In addition to the optical transparency throughout development, the rapid organogenesis and neurodevelopment of zebrafish allow for the facilitated study of other neurological disorders such as Parkinson’s Disease (PD). One of the major characteristics of PD in humans is the degeneration of dopaminergic (DA) neurons which can be achieved in several animal models by exposure to the neurotoxin 1-methyl-4-phenyl-1,2,3,6-tetrahydropyridine (MPTP). Similarly to mammals, MPTP induces the characteristic DA neurodegeneration and locomotor dysfunctions in zebrafish.

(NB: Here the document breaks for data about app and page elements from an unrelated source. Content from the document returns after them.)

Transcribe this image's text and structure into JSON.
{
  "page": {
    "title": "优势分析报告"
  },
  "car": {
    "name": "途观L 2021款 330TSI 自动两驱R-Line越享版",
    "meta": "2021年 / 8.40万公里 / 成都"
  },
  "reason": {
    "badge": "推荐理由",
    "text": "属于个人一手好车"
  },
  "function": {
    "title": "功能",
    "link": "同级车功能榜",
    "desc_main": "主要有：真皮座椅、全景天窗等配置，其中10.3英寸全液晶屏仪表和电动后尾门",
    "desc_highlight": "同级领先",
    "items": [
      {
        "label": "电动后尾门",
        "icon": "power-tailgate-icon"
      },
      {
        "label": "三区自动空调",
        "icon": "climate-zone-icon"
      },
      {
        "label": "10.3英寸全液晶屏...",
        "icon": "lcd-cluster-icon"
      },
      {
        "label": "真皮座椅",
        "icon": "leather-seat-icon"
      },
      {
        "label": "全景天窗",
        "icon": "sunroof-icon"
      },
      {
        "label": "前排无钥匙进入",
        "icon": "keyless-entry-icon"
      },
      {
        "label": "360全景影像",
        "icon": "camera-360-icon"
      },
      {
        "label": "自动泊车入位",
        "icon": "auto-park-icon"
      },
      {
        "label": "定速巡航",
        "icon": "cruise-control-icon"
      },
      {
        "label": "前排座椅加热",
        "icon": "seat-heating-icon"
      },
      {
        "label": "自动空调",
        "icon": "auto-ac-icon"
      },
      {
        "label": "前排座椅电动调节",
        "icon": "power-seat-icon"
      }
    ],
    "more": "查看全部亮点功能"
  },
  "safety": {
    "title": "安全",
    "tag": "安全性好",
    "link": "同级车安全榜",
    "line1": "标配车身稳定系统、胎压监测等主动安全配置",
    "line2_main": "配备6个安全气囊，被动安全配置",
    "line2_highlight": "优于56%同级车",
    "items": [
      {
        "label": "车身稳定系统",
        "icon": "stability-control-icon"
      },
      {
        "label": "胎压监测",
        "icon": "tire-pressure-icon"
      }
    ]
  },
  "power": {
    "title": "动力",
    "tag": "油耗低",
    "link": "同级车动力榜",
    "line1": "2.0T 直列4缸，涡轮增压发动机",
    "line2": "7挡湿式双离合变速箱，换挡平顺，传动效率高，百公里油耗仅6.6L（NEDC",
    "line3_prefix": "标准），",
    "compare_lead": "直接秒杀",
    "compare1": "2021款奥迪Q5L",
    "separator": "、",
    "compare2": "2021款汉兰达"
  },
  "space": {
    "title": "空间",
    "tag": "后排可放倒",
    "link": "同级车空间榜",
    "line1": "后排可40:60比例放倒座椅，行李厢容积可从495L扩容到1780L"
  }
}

Using our automated tracking system at ZeClinics, we can easily and rapidly screen large libraries of putative neuroprotective compounds that can ameliorate MPTP-induced pathologic phenotypes. But not only that. The strength of the model relies on the possibility to run additional analyses on the very same animals to “swim” deeper into the neuroprotective mechanisms of the tested compounds. With the same throughput, we can evaluate motoneurons loss as a secondary effect of Parkinson-like neurodegeneration. Furthermore, for the most promising compounds, the diencephalic clusters of dopaminergic neurons can be visualized and quantified in order to highlight a reduction of the specific MPTP-induced neurodegeneration. Finally, additional transcriptomic and proteomic analyses could be performed on the same animals to gain further insights into the compound’s mechanism of action.
The aim of this short article is to present the potential and flexibility of zebrafish as a tool to generate and validate neuro-pharmacological disease models. In this line, ZeClinics’ ambition is to take advantage of our strong expertise to help biotech and pharmaceutical companies work on the identification and development of new therapeutic compounds.
 Rubbini D, Cornet C, Terriente J, Di Donato V. CRISPR Meets Zebrafish: Accelerating the Discovery of New Therapeutic Targets. SLAS Discov. 2020 Jul;25(6):552-567. https://doi.org/10.1177/2472555220926920
Dr. Davide Rubbini is an expert in development and function of vertebrate nervous system. After his Master’s degree in Biotechnology at the Bologna University (Italy), he obtained his PhD in neurobiology from the Pompeu Fabra University. During his PhD, he unravelled novel mechanisms underlying inner ear development and regeneration. In 2016, he joined ZeClinics as assay developer and has been responsible for the establishment of multiple tools for Central nervous system disease modeling, phenotyping and drug screening. Since 2019, as Head of CNS services, he is the manager of the platform dedicated to this area of research and in charge of service coordination and optimization.